Tuesday, September 19, 2006

A Palm Made of Paper

From patrickrhone.com"


Capturing Device - Paper

I use a Moleskine Lined Pocket Notebook as my main capturing device. I have tried other methods of capturing including a Palm Tungsten T5, my trusty Apple Newton MessagePad 2100 and Index Cards (Hipster PDA). No matter where I am I almost always have it with me and use it to capture all manner of action items, phone numbers, notes, calendar items, etc. I simply find the Moleskine the best device for me in terms of versatility, portability and speed. These generally all go in a running stream with a dash/plus system.

The dash/plus system goes like this. All items, no matter what they are, are treated as items to be processed. For instance, calendar items go into my calendar, phone numbers into my contact file, notes go into NoteTaker (see below), etc. Even though it is not a "next action" all items generally need to be processed in some way.The top of each page is marked with the page number and the date. The date is not used for anything other than the date the new page was started (i.e. I do not use it to track when things are added or completed, just a rough estimate thereof)...

There are a couple of other Moleskine Hacks that I employ. I do use a Post-it™ index tab to mark the page I am currently at because while the built in ribbon page marker is quaint I find it not as efficient. I also keep some small Post-it™ notes (the 2 inch square size) on the inside back cover opposite of the pocket so that I may have somewhere to write a note to pass to someone else.

Also, I also have a way to carry items forward that works for me. Every few pages I do carry unprocessed and undone items forward and add them to the current page. When I want to carry an uncompleted item forward I draw a circle around the item’s preceding dash (thus marking that it was not completed and has moved to another page). Then on the new page I write the item and provide the page number from which that item came.


Full Article Here.

Coincidentally, I recently found myself in an organizational jam of my own, in which digital to-do lists and calendars no longer served their purpose. At work I found myself spending way too much time trying to figure out how to best put to use the digital organizational tools at my disposal: namely, inbox, taskpad and calendar of Microsoft Outlook. I like computer stuff, I like organization, it just seemed to make sense. Until I realized that I was spending an excess amount of time trying to figure out where to sort my e-mails, or how to prioritize on the task pad, that I was losing the amount of time that I ought to actually be devoting to TASKS themselves. Result: stilted workflow, and a difficult time figuring out just what exactly it was I had completed in a day.

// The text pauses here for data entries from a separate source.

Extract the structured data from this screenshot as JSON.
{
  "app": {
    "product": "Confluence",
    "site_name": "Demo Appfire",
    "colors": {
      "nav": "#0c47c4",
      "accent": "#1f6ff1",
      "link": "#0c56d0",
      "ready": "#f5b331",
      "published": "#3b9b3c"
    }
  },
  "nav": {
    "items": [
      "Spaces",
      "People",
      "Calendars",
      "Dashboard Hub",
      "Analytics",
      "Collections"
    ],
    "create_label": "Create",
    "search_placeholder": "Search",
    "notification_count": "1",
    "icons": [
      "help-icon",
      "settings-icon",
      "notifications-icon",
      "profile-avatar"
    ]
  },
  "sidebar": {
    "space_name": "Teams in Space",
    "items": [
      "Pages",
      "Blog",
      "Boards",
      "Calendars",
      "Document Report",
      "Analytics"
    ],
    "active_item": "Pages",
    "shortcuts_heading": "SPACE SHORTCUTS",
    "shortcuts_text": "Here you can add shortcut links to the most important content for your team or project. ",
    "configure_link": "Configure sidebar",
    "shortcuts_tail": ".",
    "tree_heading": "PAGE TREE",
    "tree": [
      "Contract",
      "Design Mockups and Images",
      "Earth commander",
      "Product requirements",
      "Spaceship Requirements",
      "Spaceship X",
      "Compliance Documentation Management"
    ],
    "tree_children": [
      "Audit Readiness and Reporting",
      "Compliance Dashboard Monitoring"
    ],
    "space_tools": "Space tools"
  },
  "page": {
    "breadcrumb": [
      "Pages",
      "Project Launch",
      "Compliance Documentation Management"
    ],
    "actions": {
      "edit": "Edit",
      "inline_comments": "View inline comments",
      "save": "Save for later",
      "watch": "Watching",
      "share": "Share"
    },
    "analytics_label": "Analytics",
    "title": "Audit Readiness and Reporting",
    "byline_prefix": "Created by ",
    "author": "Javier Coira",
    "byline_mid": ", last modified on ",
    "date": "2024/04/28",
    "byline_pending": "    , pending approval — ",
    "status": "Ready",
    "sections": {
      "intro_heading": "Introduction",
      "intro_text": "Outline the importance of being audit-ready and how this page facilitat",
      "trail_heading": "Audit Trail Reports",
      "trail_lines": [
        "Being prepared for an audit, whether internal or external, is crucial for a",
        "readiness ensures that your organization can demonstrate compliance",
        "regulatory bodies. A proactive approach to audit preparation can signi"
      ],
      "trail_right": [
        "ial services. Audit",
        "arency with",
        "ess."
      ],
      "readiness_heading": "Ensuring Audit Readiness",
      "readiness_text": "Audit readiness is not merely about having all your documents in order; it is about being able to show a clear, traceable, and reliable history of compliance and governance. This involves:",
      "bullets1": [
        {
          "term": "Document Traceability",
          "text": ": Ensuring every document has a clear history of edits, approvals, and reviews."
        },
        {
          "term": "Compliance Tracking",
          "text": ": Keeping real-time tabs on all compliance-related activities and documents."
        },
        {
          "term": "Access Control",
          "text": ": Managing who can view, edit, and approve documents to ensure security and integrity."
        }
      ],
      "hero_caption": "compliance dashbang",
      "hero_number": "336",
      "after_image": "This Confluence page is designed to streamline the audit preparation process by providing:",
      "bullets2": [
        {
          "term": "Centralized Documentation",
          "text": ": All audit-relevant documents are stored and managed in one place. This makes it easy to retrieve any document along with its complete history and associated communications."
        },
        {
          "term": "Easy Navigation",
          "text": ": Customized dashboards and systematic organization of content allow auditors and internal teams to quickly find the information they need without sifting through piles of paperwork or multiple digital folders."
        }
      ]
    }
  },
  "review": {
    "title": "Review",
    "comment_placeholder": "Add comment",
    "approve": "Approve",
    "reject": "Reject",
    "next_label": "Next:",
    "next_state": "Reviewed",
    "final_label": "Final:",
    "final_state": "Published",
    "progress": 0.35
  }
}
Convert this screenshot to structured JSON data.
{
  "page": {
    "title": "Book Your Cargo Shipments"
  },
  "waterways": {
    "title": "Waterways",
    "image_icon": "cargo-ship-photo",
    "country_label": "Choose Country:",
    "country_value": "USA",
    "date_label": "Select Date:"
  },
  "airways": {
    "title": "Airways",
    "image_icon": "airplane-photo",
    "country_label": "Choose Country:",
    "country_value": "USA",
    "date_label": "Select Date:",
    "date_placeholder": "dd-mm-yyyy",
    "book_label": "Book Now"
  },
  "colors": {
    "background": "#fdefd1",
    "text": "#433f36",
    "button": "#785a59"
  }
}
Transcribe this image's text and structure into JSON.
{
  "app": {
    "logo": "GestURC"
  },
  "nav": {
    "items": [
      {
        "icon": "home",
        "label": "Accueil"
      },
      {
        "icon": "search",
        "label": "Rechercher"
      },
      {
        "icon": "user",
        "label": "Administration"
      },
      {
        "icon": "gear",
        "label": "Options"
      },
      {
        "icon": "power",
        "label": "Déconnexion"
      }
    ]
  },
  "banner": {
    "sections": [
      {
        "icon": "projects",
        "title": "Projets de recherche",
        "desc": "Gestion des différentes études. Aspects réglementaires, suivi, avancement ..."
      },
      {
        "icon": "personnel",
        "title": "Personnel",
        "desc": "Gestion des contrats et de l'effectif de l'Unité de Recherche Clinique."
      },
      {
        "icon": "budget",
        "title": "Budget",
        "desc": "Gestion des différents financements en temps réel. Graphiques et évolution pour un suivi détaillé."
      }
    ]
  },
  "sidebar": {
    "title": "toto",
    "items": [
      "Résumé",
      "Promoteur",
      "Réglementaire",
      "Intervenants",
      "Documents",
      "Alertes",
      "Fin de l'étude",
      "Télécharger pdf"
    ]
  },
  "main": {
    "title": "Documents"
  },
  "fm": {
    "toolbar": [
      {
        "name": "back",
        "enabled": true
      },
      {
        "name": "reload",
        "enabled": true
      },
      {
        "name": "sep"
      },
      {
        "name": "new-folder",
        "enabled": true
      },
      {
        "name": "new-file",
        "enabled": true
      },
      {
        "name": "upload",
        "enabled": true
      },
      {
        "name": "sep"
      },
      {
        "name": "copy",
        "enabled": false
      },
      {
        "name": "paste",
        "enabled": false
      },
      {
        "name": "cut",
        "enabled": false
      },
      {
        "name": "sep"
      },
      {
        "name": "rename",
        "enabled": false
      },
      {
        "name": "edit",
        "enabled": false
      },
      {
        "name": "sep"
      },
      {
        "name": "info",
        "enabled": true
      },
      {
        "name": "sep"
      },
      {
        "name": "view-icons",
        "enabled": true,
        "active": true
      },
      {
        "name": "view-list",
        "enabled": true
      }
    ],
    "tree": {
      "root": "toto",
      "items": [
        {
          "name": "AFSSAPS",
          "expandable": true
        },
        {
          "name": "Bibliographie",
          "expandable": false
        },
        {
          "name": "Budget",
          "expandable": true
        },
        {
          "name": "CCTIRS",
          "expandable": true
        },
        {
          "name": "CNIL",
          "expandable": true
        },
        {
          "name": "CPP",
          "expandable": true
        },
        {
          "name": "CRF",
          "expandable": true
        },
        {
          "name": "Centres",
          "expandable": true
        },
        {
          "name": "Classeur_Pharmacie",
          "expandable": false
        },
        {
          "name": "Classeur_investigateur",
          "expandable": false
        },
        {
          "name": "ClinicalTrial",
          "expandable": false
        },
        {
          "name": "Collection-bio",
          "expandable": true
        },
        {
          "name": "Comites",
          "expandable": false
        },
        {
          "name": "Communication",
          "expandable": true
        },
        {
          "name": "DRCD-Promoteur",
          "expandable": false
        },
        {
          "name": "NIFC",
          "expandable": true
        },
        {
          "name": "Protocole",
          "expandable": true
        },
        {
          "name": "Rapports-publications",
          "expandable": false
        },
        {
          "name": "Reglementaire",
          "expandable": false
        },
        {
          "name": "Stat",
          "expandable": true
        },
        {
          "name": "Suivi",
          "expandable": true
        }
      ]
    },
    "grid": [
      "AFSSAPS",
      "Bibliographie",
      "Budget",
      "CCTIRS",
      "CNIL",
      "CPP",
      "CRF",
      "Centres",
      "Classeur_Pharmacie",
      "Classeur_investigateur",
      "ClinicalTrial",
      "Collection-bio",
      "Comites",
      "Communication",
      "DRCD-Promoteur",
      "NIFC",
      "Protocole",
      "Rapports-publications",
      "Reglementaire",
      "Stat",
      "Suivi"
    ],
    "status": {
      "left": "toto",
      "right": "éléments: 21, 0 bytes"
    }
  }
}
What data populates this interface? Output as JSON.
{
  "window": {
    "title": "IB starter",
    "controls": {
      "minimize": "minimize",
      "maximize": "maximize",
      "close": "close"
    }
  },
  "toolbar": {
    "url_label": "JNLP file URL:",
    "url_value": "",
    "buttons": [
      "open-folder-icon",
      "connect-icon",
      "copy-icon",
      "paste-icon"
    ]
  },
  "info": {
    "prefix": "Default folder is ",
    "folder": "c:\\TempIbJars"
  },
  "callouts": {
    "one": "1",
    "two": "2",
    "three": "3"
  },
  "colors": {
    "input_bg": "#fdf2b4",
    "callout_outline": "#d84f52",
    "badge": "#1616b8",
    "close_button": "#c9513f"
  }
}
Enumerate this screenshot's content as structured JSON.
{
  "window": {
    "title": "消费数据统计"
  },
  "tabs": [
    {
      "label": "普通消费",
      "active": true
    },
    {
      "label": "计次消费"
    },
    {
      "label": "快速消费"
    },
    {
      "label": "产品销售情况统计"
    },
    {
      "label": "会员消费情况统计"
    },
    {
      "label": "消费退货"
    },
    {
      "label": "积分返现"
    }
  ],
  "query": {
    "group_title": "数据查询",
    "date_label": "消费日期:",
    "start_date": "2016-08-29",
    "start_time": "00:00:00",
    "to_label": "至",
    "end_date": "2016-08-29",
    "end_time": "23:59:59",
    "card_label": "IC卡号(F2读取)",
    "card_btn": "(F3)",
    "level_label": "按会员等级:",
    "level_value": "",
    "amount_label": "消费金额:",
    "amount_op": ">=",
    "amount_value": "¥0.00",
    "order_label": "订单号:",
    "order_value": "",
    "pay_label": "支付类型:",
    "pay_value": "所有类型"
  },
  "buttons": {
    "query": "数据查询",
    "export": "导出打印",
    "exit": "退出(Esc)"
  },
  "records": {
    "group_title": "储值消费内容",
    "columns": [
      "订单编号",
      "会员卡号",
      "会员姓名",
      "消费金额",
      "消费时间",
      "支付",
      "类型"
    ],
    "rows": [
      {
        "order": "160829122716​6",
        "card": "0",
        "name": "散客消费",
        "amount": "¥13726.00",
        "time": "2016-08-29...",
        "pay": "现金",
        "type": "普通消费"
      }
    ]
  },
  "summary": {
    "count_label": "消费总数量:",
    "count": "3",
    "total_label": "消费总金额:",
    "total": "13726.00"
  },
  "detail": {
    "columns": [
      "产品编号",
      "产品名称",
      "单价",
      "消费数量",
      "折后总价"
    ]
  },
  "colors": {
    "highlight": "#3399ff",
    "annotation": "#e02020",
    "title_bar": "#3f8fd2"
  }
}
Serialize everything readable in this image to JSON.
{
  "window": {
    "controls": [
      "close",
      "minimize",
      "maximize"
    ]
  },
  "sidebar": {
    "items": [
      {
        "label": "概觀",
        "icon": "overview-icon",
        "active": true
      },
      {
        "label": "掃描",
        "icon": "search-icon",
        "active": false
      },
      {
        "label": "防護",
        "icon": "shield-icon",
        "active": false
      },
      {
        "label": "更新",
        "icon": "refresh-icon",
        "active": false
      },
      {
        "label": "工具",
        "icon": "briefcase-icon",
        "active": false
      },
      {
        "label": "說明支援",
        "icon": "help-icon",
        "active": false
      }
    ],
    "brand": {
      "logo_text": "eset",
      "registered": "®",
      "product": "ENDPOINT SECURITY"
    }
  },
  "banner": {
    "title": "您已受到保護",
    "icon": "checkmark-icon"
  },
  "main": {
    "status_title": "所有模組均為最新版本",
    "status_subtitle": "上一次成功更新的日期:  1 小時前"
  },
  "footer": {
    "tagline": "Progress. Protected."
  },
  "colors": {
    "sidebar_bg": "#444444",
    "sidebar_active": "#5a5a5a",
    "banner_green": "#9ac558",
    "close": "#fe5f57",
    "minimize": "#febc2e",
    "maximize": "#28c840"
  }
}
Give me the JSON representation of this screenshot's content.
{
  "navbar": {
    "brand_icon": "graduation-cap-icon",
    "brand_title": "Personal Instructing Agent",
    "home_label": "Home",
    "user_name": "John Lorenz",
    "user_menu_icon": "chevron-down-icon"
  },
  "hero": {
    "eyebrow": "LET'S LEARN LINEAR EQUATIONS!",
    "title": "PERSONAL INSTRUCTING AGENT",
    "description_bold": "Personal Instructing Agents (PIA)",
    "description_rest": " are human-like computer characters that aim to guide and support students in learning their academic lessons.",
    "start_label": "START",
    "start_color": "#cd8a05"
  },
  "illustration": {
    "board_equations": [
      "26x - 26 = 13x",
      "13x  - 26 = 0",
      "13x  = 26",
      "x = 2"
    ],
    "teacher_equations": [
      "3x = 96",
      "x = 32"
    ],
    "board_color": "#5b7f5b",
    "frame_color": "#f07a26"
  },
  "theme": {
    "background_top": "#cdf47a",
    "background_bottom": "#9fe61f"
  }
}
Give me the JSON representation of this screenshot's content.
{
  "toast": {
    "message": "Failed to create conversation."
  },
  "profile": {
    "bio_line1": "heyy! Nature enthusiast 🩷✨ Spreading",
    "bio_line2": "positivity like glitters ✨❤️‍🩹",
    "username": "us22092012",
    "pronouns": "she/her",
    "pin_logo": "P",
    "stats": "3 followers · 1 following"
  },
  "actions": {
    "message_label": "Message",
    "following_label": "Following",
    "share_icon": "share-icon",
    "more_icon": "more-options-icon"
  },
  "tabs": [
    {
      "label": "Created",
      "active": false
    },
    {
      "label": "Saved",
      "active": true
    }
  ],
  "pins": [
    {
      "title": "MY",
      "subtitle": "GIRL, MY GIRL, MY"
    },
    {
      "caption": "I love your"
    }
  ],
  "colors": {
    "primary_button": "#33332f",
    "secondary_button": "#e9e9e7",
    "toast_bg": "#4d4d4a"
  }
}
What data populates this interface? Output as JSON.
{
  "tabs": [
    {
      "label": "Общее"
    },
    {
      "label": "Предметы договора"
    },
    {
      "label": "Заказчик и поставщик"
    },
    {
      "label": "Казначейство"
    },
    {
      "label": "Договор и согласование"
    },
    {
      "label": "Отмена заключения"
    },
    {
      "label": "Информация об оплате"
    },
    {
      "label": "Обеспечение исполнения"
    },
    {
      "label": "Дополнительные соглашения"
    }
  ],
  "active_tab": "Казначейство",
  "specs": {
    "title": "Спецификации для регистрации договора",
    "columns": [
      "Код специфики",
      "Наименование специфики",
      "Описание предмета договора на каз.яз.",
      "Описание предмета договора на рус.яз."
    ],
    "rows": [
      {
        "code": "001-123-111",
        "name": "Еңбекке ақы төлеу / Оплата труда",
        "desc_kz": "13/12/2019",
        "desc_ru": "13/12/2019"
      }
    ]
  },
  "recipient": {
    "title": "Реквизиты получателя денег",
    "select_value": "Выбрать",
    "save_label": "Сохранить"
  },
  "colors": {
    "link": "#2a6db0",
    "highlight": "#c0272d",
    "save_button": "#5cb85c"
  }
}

So when it came time for me to crack down on my organizational antics, and find the quickest, fastest way to simply get things done, I brought clipboard and bought legal pad and went to work. Going as minimally as possible, I simply wrote a number item for every task that I was given. When the task was complete, I'd cross it off. At a glance, away from desk or not, I could tell what needed to be completed. At the end of the day, on the subway home, I'd review what had not been crossed off, and copy it on to the top of the next day's list. I wouldn't have to kibbitz about where to sort tasks, I just wrote them down. And, though a bit hard to read, if I needed to recall info on a previous task, there it was, though under a thick pen lien or two.

Volume of tasks was also easy to gage in this manner. On a particularly busy day, I could have around 40 - 50 items that I had tackled. On a really slow day, I could have about 10. Not perfect, or as systematized as Patrick's system, or with as many tags, references or automatic reminders, but it's there, it's clear, and (knock on wood) it's all I need.

I've gone into a similar Luddite direction with my planner. I got a hgue kick out of using Google's online calendar (because, it looked like outlook, and maybe, professional-ish or PDA-like or whatever), but when it gets down to business, if I can't update this thing as I'm walking down the street or someone calls and gives me some info, it's practically useless (unless I want to make a note to add it later, and then again, we're being redundant). So, $8 and about 45 min. spent in the planners section of the Barnes & Noble, and I have replaced Google calendar.

Maybe if in the future I get rich and get some sort of phone/digital organizer thing, I'll get back on that wagon or trail (on more than one occassion, having cut and pasted address or contact info on my iPod calendar has been a useful thing). But until I get something that totally covers those bases and lets me add info on the fly, pen, paper, planner are all I need.